▶ [Required work]: Among the entries, find the lines with the string "Item" and report them.

▶ [Provided records]:
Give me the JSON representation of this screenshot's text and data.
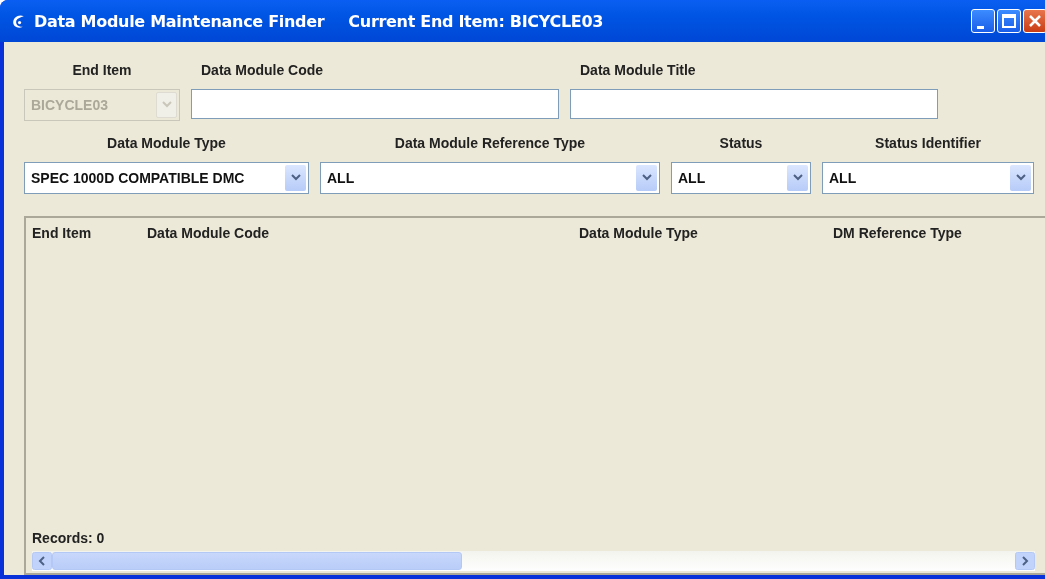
{
  "window": {
    "title": "Data Module Maintenance Finder",
    "subtitle": "Current End Item: BICYCLE03"
  },
  "filters_row_1": [
    {
      "kind": "combo",
      "label": "End Item",
      "value": "BICYCLE03",
      "disabled": true
    },
    {
      "kind": "text",
      "label": "Data Module Code"
    },
    {
      "kind": "text",
      "label": "Data Module Title"
    }
  ],
  "filters_row_2": [
    {
      "kind": "combo",
      "label": "Data Module Type",
      "value": "SPEC 1000D COMPATIBLE DMC",
      "disabled": false
    },
    {
      "kind": "combo",
      "label": "Data Module Reference Type",
      "value": "ALL",
      "disabled": false
    },
    {
      "kind": "combo",
      "label": "Status",
      "value": "ALL",
      "disabled": false
    },
    {
      "kind": "combo",
      "label": "Status Identifier",
      "value": "ALL",
      "disabled": false
    }
  ],
  "table": {
    "columns": [
      "End Item",
      "Data Module Code",
      "Data Module Type",
      "DM Reference Type"
    ]
  },
  "status_bar": {
    "records": "Records: 0"
  }
}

▶ [Answer below]:
    "subtitle": "Current End Item: BICYCLE03"
      "label": "End Item",
      "End Item",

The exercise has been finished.